Your task: Search the listing for "structured" and copy every line where it appears.

Data for analysis:

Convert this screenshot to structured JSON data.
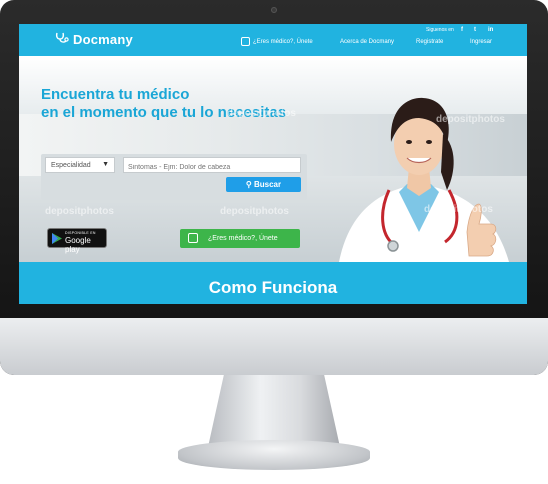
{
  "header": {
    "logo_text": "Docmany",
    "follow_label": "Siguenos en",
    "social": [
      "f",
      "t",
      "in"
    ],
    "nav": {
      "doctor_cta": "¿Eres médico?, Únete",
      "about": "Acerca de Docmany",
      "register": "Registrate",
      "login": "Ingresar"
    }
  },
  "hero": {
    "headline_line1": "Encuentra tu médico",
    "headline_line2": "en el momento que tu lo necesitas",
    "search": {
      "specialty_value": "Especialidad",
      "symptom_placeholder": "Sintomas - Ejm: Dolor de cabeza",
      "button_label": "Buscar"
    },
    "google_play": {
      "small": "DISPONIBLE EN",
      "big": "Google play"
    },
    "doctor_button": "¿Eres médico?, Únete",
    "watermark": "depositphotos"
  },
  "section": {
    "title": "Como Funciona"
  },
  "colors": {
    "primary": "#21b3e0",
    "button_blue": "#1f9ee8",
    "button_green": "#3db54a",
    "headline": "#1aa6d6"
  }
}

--

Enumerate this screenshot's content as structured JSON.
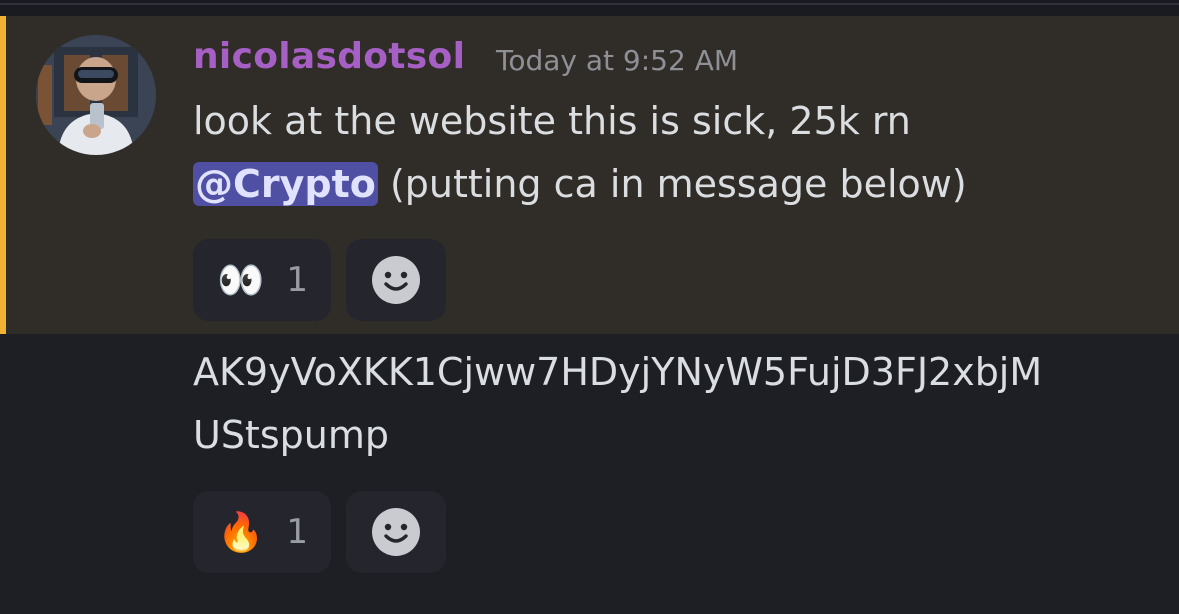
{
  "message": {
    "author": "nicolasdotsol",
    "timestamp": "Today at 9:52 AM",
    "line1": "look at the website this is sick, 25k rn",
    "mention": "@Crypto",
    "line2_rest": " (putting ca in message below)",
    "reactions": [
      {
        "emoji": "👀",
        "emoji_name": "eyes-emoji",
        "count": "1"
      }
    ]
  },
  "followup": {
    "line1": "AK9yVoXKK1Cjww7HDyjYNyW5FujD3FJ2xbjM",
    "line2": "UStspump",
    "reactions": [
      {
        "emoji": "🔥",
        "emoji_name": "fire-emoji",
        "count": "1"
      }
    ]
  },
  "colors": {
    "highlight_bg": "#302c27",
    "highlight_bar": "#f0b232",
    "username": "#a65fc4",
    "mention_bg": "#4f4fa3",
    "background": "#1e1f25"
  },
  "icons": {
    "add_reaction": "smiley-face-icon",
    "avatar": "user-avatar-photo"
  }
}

Answer space:
Convert this screenshot to structured JSON data.
Enumerate this screenshot's content as structured JSON.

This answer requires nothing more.